Assignment: Repeat the records exactly, with one exception: no images.

====== Data shown

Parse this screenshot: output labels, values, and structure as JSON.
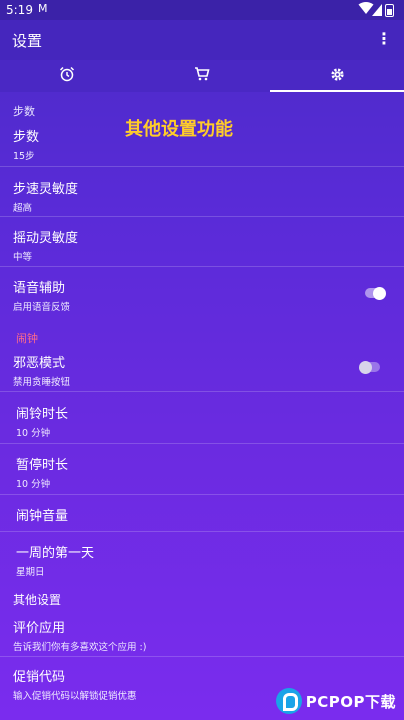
{
  "status_bar": {
    "time": "5:19",
    "mail_icon": "M"
  },
  "app_bar": {
    "title": "设置",
    "more_icon": "⋮"
  },
  "tabs": [
    {
      "icon": "alarm-icon"
    },
    {
      "icon": "cart-icon"
    },
    {
      "icon": "gear-icon",
      "active": true
    }
  ],
  "overlay_text": "其他设置功能",
  "steps_section": {
    "header": "步数",
    "items": [
      {
        "title": "步数",
        "subtitle": "15步"
      },
      {
        "title": "步速灵敏度",
        "subtitle": "超高"
      },
      {
        "title": "摇动灵敏度",
        "subtitle": "中等"
      },
      {
        "title": "语音辅助",
        "subtitle": "启用语音反馈",
        "toggle": true
      }
    ]
  },
  "alarm_section": {
    "header": "闹钟",
    "items": [
      {
        "title": "邪恶模式",
        "subtitle": "禁用贪睡按钮",
        "toggle": false
      },
      {
        "title": "闹铃时长",
        "subtitle": "10 分钟"
      },
      {
        "title": "暂停时长",
        "subtitle": "10 分钟"
      },
      {
        "title": "闹钟音量",
        "subtitle": ""
      },
      {
        "title": "一周的第一天",
        "subtitle": "星期日"
      }
    ]
  },
  "other_section": {
    "header": "其他设置",
    "items": [
      {
        "title": "评价应用",
        "subtitle": "告诉我们你有多喜欢这个应用 :)"
      },
      {
        "title": "促销代码",
        "subtitle": "输入促销代码以解锁促销优惠"
      }
    ]
  },
  "watermark": {
    "text": "PCPOP下载"
  },
  "colors": {
    "accent_red": "#ff6b8a",
    "promo_yellow": "#ffcc2a",
    "toggle_on": "#ffffff",
    "toggle_off": "#d8d4ea"
  }
}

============

Task solution:
Parse this screenshot: output labels, values, and structure as JSON.
{
  "status_bar": {
    "time": "5:19",
    "mail_icon": "M"
  },
  "app_bar": {
    "title": "设置",
    "more_icon": "⋮"
  },
  "tabs": [
    {
      "icon": "alarm-icon"
    },
    {
      "icon": "cart-icon"
    },
    {
      "icon": "gear-icon",
      "active": true
    }
  ],
  "overlay_text": "其他设置功能",
  "steps_section": {
    "header": "步数",
    "items": [
      {
        "title": "步数",
        "subtitle": "15步"
      },
      {
        "title": "步速灵敏度",
        "subtitle": "超高"
      },
      {
        "title": "摇动灵敏度",
        "subtitle": "中等"
      },
      {
        "title": "语音辅助",
        "subtitle": "启用语音反馈",
        "toggle": true
      }
    ]
  },
  "alarm_section": {
    "header": "闹钟",
    "items": [
      {
        "title": "邪恶模式",
        "subtitle": "禁用贪睡按钮",
        "toggle": false
      },
      {
        "title": "闹铃时长",
        "subtitle": "10 分钟"
      },
      {
        "title": "暂停时长",
        "subtitle": "10 分钟"
      },
      {
        "title": "闹钟音量",
        "subtitle": ""
      },
      {
        "title": "一周的第一天",
        "subtitle": "星期日"
      }
    ]
  },
  "other_section": {
    "header": "其他设置",
    "items": [
      {
        "title": "评价应用",
        "subtitle": "告诉我们你有多喜欢这个应用 :)"
      },
      {
        "title": "促销代码",
        "subtitle": "输入促销代码以解锁促销优惠"
      }
    ]
  },
  "watermark": {
    "text": "PCPOP下载"
  },
  "colors": {
    "accent_red": "#ff6b8a",
    "promo_yellow": "#ffcc2a",
    "toggle_on": "#ffffff",
    "toggle_off": "#d8d4ea"
  }
}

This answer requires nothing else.